To send the recording to OpenAI you first need to download the recording, then upload it to the OpenAI API endpoint. You can use fetch to download the recording and the toFile helper from the OpenAI library to transform it into a format that works with the API. You can then send it to the OpenAI transcriptions API using the "whisper-1" model. For simplicity later, write this all out as a separate asynchronous function that returns the text from the transcription response.

async function getTranscription(recordingUrl) {
  const response = await fetch(recordingUrl);
  const file = await toFile(response.body, "recording.wav");

  const transcription = await{
    model: "whisper-1",
  return transcription.text;

Update your /recordings endpoint to use this function to get the transcribed text and print out to the console."/recordings", async (req, res) => {
  const { RecordingUrl } = req.body;
  const text = await getTranscription(RecordingUrl);

Restart your server and call your number again. This time when you leave a message you should see the transcription printed to the console.

The OpenAI transcriptions endpoint can only handle recordings of up to 25MB in size. Most short voicemails should fit this limit, but if you are working with longer messages you will need to split up the audio files.


In my testing I found the transcriptions to be quite accurate. If you don't find the same, there are ways to improve accuracy. This section in the OpenAI documentation on prompting the Whisper model has some ideas that can help make transcribing specific words or acronyms that you might be expecting or ensuring the model includes punctuation.

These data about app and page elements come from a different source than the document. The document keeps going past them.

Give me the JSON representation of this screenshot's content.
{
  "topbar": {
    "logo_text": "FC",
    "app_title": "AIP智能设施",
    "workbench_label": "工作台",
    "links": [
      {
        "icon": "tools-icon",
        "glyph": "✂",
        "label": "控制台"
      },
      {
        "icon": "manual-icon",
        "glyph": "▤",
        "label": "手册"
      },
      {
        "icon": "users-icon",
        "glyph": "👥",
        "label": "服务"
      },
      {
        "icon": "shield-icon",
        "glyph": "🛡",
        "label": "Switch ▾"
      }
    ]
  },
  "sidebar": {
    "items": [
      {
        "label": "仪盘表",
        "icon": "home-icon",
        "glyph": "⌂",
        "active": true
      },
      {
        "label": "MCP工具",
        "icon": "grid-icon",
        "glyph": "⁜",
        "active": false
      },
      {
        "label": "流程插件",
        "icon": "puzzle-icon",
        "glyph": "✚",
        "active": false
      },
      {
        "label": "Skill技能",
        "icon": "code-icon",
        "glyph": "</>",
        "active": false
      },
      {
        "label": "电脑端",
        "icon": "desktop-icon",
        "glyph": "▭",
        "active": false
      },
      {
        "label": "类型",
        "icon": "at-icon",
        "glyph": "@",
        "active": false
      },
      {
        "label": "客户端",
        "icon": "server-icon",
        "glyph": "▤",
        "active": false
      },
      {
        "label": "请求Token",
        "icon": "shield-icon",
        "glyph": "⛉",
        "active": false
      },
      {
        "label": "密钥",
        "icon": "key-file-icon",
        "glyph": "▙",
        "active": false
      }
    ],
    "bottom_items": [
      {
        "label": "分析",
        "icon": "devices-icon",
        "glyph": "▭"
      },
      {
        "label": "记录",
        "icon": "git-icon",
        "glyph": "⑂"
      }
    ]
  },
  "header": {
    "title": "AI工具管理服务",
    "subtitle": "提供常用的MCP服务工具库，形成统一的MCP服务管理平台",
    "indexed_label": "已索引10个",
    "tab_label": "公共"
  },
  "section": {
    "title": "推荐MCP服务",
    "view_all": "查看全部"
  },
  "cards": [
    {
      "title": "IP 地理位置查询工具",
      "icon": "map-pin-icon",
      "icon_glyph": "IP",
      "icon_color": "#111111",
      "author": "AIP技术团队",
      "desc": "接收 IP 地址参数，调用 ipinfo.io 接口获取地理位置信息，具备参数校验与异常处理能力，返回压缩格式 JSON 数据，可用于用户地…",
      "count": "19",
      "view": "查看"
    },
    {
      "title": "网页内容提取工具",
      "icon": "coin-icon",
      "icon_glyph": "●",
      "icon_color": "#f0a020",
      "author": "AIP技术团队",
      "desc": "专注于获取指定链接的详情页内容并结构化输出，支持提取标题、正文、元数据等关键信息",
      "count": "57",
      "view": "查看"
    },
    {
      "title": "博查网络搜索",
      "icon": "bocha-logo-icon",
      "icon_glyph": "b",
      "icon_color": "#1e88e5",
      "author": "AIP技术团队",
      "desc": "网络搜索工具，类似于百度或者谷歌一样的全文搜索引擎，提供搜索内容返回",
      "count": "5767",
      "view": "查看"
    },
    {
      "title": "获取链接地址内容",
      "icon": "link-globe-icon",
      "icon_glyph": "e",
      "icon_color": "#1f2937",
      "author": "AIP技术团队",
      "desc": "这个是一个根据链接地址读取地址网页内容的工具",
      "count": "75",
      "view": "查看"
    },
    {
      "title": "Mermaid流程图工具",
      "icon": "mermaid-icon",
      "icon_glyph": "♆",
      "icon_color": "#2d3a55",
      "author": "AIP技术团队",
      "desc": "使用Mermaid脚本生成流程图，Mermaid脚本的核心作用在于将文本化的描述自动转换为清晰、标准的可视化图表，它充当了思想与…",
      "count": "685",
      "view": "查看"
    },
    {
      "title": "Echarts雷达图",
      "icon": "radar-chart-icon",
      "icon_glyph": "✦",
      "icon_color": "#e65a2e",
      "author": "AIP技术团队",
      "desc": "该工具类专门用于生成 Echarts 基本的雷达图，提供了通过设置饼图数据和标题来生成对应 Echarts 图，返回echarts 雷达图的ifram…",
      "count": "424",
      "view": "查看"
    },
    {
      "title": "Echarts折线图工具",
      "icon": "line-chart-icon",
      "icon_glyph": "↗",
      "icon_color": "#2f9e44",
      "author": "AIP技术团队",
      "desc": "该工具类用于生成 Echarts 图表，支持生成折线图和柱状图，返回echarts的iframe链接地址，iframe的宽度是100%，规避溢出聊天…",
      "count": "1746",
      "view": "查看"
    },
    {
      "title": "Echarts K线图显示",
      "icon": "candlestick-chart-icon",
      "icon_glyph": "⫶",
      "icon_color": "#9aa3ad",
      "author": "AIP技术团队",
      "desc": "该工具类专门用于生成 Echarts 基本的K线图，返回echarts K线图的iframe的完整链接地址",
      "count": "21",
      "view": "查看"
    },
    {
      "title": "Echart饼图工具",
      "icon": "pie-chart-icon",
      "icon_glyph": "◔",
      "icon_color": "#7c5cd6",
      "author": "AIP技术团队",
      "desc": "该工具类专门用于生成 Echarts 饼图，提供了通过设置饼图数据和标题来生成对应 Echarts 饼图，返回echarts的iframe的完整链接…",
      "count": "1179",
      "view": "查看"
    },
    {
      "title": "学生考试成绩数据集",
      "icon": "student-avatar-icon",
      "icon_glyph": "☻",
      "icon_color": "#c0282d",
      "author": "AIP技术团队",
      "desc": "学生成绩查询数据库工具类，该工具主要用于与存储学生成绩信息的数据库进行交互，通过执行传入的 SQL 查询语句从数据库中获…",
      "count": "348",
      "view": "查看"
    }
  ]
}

Sending the voicemail as an email

The final part of this application will send the transcript of the message as an email to your provided address. To do this we will gather the number that the call originally came from and the recording URL and send it all as an email using SendGrid.

To get the original number that called, you will need to make a request to the Twilio call resource. You can do this at the same time you are transcribing the recording. You should also catch any errors that happen as part of these API calls. Update your /recordings endpoint to the following:"/recordings", async (req, res) => {
  const { RecordingUrl, CallSid } = req.body;
  try {
    const textPromise = getTranscription(RecordingUrl);
    const callPromise = twilioClient.calls(CallSid).fetch();

    const [text, call] = await Promise.all([textPromise, callPromise]);

    const message = {
      from: sendgrid.from,
      subject: `New voicemail from ${call.from}`,
      text: `You received a new voicemail from ${call.from}. They said:


Listen to the recording here: ${RecordingUrl}.`,

    await sendgridClient.send(message);

  } catch (error) {

As you can see, you get the transcription and call details concurrently using Promise.all. Then with those details, construct the text that includes the number, the recording URL and the transcribed text. That is added to a message object, along with the to email, from email and subject of the email, all of which is passed to the SendGrid API client to send. If anything goes wrong, you catch the error and log it, returning a 500 response.

Restart the app one more time and leave yourself another message. This time you will receive an email with all the details about the call.

The Twilio console edit phone number screen. There are a number of fields, but the important part is adding the URL to the field in the voice configuration section after "A call comes in".


Lost in transcription

You've just built an application that takes a phone call, records a message, transcribes that message using OpenAI transcriptions and emails the results to you using SendGrid. While this is great for recorded messages, if you want to transcribe speech live on a call check out this tutorial for transcribing phone calls with AssemblyAI.

Phil Nash is a developer advocate for DataStax and Google Developer Expert, based in Melbourne, Australia. You can get in touch with Phil on Twitter at @philnash and follow his writing on JavaScript and web development at